Dataset extract:
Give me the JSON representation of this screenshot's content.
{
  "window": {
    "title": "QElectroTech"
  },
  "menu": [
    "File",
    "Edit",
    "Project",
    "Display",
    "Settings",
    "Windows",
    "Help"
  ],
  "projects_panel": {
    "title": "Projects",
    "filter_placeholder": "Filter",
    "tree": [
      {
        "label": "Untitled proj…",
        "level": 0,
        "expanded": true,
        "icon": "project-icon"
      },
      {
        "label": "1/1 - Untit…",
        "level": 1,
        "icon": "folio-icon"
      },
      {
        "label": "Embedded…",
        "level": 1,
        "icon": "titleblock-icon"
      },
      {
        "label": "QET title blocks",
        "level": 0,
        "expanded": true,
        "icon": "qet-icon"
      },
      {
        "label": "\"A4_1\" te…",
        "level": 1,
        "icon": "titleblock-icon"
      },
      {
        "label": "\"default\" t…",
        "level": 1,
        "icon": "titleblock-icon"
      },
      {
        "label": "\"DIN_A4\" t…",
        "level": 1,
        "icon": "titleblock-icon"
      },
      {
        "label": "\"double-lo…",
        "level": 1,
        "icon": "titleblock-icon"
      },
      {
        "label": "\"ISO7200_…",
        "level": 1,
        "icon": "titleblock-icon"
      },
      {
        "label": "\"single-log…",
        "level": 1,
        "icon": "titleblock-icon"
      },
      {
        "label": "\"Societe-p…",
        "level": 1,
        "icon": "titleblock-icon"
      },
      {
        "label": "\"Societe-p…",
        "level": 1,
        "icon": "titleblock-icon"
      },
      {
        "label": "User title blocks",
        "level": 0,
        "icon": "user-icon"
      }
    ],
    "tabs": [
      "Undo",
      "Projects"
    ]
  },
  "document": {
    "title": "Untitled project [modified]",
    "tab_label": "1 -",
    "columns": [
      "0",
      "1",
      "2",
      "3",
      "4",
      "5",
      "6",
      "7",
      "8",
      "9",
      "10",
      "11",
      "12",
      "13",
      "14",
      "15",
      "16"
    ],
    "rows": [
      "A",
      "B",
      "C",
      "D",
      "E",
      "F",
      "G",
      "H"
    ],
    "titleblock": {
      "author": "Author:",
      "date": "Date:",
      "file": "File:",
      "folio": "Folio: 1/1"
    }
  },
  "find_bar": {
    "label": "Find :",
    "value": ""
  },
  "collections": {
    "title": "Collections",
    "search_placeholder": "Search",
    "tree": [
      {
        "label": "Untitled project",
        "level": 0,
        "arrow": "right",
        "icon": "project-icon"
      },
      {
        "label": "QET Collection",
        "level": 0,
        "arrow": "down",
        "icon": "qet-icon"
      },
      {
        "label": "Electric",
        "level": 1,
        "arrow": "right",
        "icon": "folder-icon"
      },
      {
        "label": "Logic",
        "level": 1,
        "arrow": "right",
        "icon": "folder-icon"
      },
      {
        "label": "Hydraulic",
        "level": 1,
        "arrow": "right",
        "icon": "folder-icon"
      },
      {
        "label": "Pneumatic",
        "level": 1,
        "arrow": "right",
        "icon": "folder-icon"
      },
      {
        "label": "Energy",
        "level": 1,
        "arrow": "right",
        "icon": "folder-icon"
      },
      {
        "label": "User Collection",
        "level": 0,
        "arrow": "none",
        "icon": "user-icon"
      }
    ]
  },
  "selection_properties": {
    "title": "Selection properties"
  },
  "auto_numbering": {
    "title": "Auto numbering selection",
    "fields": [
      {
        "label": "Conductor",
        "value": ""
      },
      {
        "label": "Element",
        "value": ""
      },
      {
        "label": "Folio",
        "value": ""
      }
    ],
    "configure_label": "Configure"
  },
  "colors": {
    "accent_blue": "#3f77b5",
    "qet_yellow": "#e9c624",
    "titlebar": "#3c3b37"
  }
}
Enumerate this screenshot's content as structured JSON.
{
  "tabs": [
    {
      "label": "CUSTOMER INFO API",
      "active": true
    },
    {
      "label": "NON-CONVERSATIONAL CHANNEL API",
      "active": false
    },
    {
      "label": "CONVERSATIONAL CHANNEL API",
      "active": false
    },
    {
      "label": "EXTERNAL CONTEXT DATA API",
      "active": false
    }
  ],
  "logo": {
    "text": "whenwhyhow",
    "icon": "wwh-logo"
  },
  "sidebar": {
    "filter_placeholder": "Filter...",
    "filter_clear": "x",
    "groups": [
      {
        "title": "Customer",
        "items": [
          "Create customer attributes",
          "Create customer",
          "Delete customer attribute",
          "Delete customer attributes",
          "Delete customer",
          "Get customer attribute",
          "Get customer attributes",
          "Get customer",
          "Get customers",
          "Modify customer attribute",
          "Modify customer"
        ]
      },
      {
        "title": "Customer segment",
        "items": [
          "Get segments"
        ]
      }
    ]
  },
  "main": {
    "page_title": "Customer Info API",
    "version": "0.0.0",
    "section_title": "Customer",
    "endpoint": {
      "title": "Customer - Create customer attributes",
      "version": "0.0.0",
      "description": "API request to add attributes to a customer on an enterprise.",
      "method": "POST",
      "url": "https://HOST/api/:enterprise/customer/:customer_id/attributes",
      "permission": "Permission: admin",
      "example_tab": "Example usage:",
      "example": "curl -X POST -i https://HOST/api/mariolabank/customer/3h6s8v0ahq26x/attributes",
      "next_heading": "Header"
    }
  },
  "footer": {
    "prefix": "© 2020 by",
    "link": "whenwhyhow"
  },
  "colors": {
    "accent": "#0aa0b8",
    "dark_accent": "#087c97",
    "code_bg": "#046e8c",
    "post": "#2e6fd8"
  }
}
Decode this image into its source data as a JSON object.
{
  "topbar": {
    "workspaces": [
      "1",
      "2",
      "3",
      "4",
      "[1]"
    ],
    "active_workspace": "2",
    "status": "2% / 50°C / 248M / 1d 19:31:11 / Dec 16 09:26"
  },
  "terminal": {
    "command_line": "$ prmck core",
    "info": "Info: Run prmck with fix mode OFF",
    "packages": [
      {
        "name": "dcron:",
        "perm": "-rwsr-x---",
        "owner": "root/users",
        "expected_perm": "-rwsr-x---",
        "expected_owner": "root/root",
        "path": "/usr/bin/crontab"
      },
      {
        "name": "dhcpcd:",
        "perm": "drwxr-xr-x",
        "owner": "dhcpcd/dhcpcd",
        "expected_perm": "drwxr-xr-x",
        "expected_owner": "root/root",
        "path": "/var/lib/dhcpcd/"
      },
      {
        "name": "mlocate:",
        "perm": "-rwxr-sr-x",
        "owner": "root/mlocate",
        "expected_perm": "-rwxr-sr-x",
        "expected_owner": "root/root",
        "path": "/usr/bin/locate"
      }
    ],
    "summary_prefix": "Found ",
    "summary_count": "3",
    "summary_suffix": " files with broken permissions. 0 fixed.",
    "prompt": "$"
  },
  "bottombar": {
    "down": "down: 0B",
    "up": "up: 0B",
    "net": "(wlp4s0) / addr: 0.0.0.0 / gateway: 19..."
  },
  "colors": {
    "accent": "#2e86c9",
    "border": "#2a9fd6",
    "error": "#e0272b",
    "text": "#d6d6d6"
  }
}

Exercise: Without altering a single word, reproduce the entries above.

Response to this exercise:
Give me the JSON representation of this screenshot's content.
{
  "window": {
    "title": "QElectroTech"
  },
  "menu": [
    "File",
    "Edit",
    "Project",
    "Display",
    "Settings",
    "Windows",
    "Help"
  ],
  "projects_panel": {
    "title": "Projects",
    "filter_placeholder": "Filter",
    "tree": [
      {
        "label": "Untitled proj…",
        "level": 0,
        "expanded": true,
        "icon": "project-icon"
      },
      {
        "label": "1/1 - Untit…",
        "level": 1,
        "icon": "folio-icon"
      },
      {
        "label": "Embedded…",
        "level": 1,
        "icon": "titleblock-icon"
      },
      {
        "label": "QET title blocks",
        "level": 0,
        "expanded": true,
        "icon": "qet-icon"
      },
      {
        "label": "\"A4_1\" te…",
        "level": 1,
        "icon": "titleblock-icon"
      },
      {
        "label": "\"default\" t…",
        "level": 1,
        "icon": "titleblock-icon"
      },
      {
        "label": "\"DIN_A4\" t…",
        "level": 1,
        "icon": "titleblock-icon"
      },
      {
        "label": "\"double-lo…",
        "level": 1,
        "icon": "titleblock-icon"
      },
      {
        "label": "\"ISO7200_…",
        "level": 1,
        "icon": "titleblock-icon"
      },
      {
        "label": "\"single-log…",
        "level": 1,
        "icon": "titleblock-icon"
      },
      {
        "label": "\"Societe-p…",
        "level": 1,
        "icon": "titleblock-icon"
      },
      {
        "label": "\"Societe-p…",
        "level": 1,
        "icon": "titleblock-icon"
      },
      {
        "label": "User title blocks",
        "level": 0,
        "icon": "user-icon"
      }
    ],
    "tabs": [
      "Undo",
      "Projects"
    ]
  },
  "document": {
    "title": "Untitled project [modified]",
    "tab_label": "1 -",
    "columns": [
      "0",
      "1",
      "2",
      "3",
      "4",
      "5",
      "6",
      "7",
      "8",
      "9",
      "10",
      "11",
      "12",
      "13",
      "14",
      "15",
      "16"
    ],
    "rows": [
      "A",
      "B",
      "C",
      "D",
      "E",
      "F",
      "G",
      "H"
    ],
    "titleblock": {
      "author": "Author:",
      "date": "Date:",
      "file": "File:",
      "folio": "Folio: 1/1"
    }
  },
  "find_bar": {
    "label": "Find :",
    "value": ""
  },
  "collections": {
    "title": "Collections",
    "search_placeholder": "Search",
    "tree": [
      {
        "label": "Untitled project",
        "level": 0,
        "arrow": "right",
        "icon": "project-icon"
      },
      {
        "label": "QET Collection",
        "level": 0,
        "arrow": "down",
        "icon": "qet-icon"
      },
      {
        "label": "Electric",
        "level": 1,
        "arrow": "right",
        "icon": "folder-icon"
      },
      {
        "label": "Logic",
        "level": 1,
        "arrow": "right",
        "icon": "folder-icon"
      },
      {
        "label": "Hydraulic",
        "level": 1,
        "arrow": "right",
        "icon": "folder-icon"
      },
      {
        "label": "Pneumatic",
        "level": 1,
        "arrow": "right",
        "icon": "folder-icon"
      },
      {
        "label": "Energy",
        "level": 1,
        "arrow": "right",
        "icon": "folder-icon"
      },
      {
        "label": "User Collection",
        "level": 0,
        "arrow": "none",
        "icon": "user-icon"
      }
    ]
  },
  "selection_properties": {
    "title": "Selection properties"
  },
  "auto_numbering": {
    "title": "Auto numbering selection",
    "fields": [
      {
        "label": "Conductor",
        "value": ""
      },
      {
        "label": "Element",
        "value": ""
      },
      {
        "label": "Folio",
        "value": ""
      }
    ],
    "configure_label": "Configure"
  },
  "colors": {
    "accent_blue": "#3f77b5",
    "qet_yellow": "#e9c624",
    "titlebar": "#3c3b37"
  }
}
Enumerate this screenshot's content as structured JSON.
{
  "tabs": [
    {
      "label": "CUSTOMER INFO API",
      "active": true
    },
    {
      "label": "NON-CONVERSATIONAL CHANNEL API",
      "active": false
    },
    {
      "label": "CONVERSATIONAL CHANNEL API",
      "active": false
    },
    {
      "label": "EXTERNAL CONTEXT DATA API",
      "active": false
    }
  ],
  "logo": {
    "text": "whenwhyhow",
    "icon": "wwh-logo"
  },
  "sidebar": {
    "filter_placeholder": "Filter...",
    "filter_clear": "x",
    "groups": [
      {
        "title": "Customer",
        "items": [
          "Create customer attributes",
          "Create customer",
          "Delete customer attribute",
          "Delete customer attributes",
          "Delete customer",
          "Get customer attribute",
          "Get customer attributes",
          "Get customer",
          "Get customers",
          "Modify customer attribute",
          "Modify customer"
        ]
      },
      {
        "title": "Customer segment",
        "items": [
          "Get segments"
        ]
      }
    ]
  },
  "main": {
    "page_title": "Customer Info API",
    "version": "0.0.0",
    "section_title": "Customer",
    "endpoint": {
      "title": "Customer - Create customer attributes",
      "version": "0.0.0",
      "description": "API request to add attributes to a customer on an enterprise.",
      "method": "POST",
      "url": "https://HOST/api/:enterprise/customer/:customer_id/attributes",
      "permission": "Permission: admin",
      "example_tab": "Example usage:",
      "example": "curl -X POST -i https://HOST/api/mariolabank/customer/3h6s8v0ahq26x/attributes",
      "next_heading": "Header"
    }
  },
  "footer": {
    "prefix": "© 2020 by",
    "link": "whenwhyhow"
  },
  "colors": {
    "accent": "#0aa0b8",
    "dark_accent": "#087c97",
    "code_bg": "#046e8c",
    "post": "#2e6fd8"
  }
}
Decode this image into its source data as a JSON object.
{
  "topbar": {
    "workspaces": [
      "1",
      "2",
      "3",
      "4",
      "[1]"
    ],
    "active_workspace": "2",
    "status": "2% / 50°C / 248M / 1d 19:31:11 / Dec 16 09:26"
  },
  "terminal": {
    "command_line": "$ prmck core",
    "info": "Info: Run prmck with fix mode OFF",
    "packages": [
      {
        "name": "dcron:",
        "perm": "-rwsr-x---",
        "owner": "root/users",
        "expected_perm": "-rwsr-x---",
        "expected_owner": "root/root",
        "path": "/usr/bin/crontab"
      },
      {
        "name": "dhcpcd:",
        "perm": "drwxr-xr-x",
        "owner": "dhcpcd/dhcpcd",
        "expected_perm": "drwxr-xr-x",
        "expected_owner": "root/root",
        "path": "/var/lib/dhcpcd/"
      },
      {
        "name": "mlocate:",
        "perm": "-rwxr-sr-x",
        "owner": "root/mlocate",
        "expected_perm": "-rwxr-sr-x",
        "expected_owner": "root/root",
        "path": "/usr/bin/locate"
      }
    ],
    "summary_prefix": "Found ",
    "summary_count": "3",
    "summary_suffix": " files with broken permissions. 0 fixed.",
    "prompt": "$"
  },
  "bottombar": {
    "down": "down: 0B",
    "up": "up: 0B",
    "net": "(wlp4s0) / addr: 0.0.0.0 / gateway: 19..."
  },
  "colors": {
    "accent": "#2e86c9",
    "border": "#2a9fd6",
    "error": "#e0272b",
    "text": "#d6d6d6"
  }
}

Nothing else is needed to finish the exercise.